We are in the Cooper building near Eastern Michigan University’s campus at 2000 N Huron River Dr. in Ypsilanti.

The easiest way to get here from downtown Ann Arbor is to take “The Ride” on line 3 for $1.50. You can get on at two locations: Ann and State or Glen and Catherine. Take this into Ypsilanti and it will go down Washtenaw Avenue. Your stop will be on Huron River Drive at the Eastern Michigan University Stadium. The LINGUIST List is across the street from the stadium bus stop inside the Cooper Building. On Thursday, one of our interns, Thomas Haider, will be guiding people to the Cooper building from the Ann and State Street stop.
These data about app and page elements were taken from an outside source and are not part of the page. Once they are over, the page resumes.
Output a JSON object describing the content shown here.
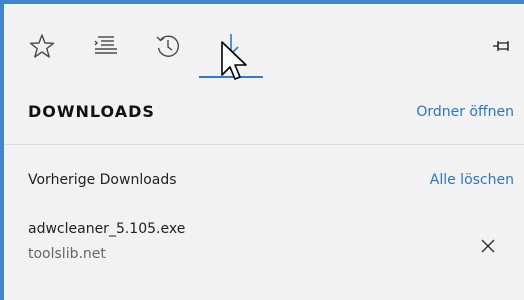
{
  "hub": {
    "active_tab": "downloads",
    "tools": [
      {
        "id": "favorites",
        "icon": "star-icon"
      },
      {
        "id": "reading-list",
        "icon": "reading-list-icon"
      },
      {
        "id": "history",
        "icon": "history-icon"
      },
      {
        "id": "downloads",
        "icon": "download-icon"
      }
    ],
    "pin_icon": "pin-icon",
    "accent_color": "#2f7bd6"
  },
  "downloads_panel": {
    "title": "DOWNLOADS",
    "open_folder_label": "Ordner öffnen",
    "section_label": "Vorherige Downloads",
    "clear_all_label": "Alle löschen",
    "items": [
      {
        "file_name": "adwcleaner_5.105.exe",
        "source": "toolslib.net",
        "remove_icon": "close-icon"
      }
    ]
  }
}
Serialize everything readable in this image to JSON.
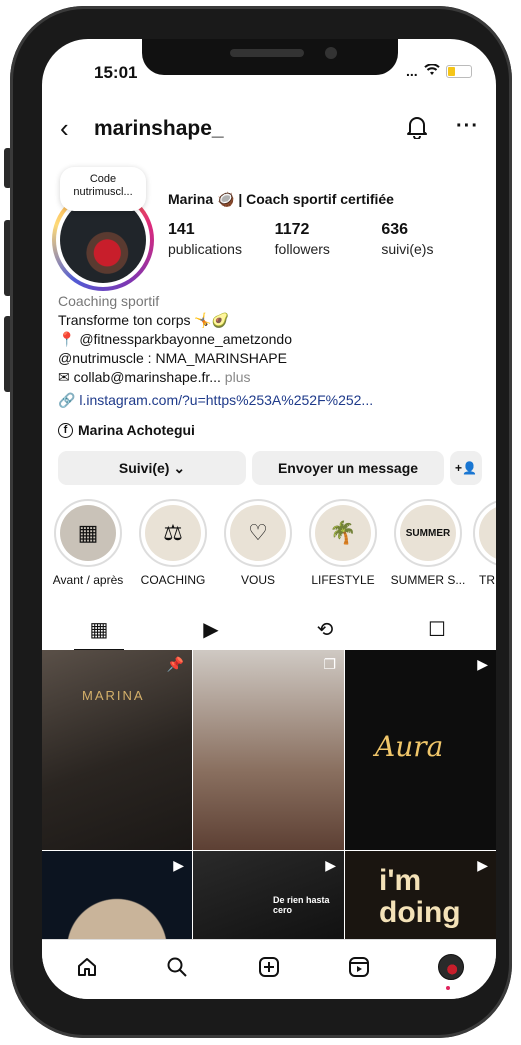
{
  "status_bar": {
    "time": "15:01",
    "signal": "...",
    "wifi": "wifi-icon"
  },
  "header": {
    "username": "marinshape_"
  },
  "note": {
    "text": "Code nutrimuscl..."
  },
  "profile": {
    "display_name": "Marina 🥥 | Coach sportif certifiée",
    "stats": [
      {
        "num": "141",
        "label": "publications"
      },
      {
        "num": "1172",
        "label": "followers"
      },
      {
        "num": "636",
        "label": "suivi(e)s"
      }
    ]
  },
  "bio": {
    "category": "Coaching sportif",
    "line1": "Transforme ton corps 🤸🥑",
    "line2": "📍 @fitnessparkbayonne_ametzondo",
    "line3": "@nutrimuscle : NMA_MARINSHAPE",
    "line4": "collab@marinshape.fr...",
    "more": "plus",
    "link": "l.instagram.com/?u=https%253A%252F%252...",
    "facebook_name": "Marina Achotegui"
  },
  "buttons": {
    "following": "Suivi(e) ⌄",
    "message": "Envoyer un message",
    "add": "+👤"
  },
  "highlights": [
    {
      "label": "Avant / après",
      "glyph": "▦"
    },
    {
      "label": "COACHING",
      "glyph": "⚖"
    },
    {
      "label": "VOUS",
      "glyph": "♡"
    },
    {
      "label": "LIFESTYLE",
      "glyph": "🌴"
    },
    {
      "label": "SUMMER S...",
      "glyph": "SUMMER"
    },
    {
      "label": "TR",
      "glyph": ""
    }
  ],
  "posts": [
    {
      "overlay": "MARINA",
      "badge": "📌"
    },
    {
      "overlay": "",
      "badge": "❐"
    },
    {
      "overlay": "Aura",
      "badge": "▶"
    },
    {
      "overlay": "",
      "badge": "▶"
    },
    {
      "overlay": "De rien hasta cero",
      "badge": "▶"
    },
    {
      "overlay": "i'm doing",
      "badge": "▶"
    }
  ],
  "colors": {
    "link": "#1e3a8a",
    "button_bg": "#efefef",
    "accent_dot": "#e0245e"
  }
}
The bus will pick people up at 8:55am and Tom will be there around 8:45am. If you miss the bus, the buses run about every half hour and you can take another one into town.

If you get lost, you can call us at 734-487-0144. We look forward to seeing you!

Thomas Haider

Here’s Tom, your friendly tour guide and the face to look for at the bus stop.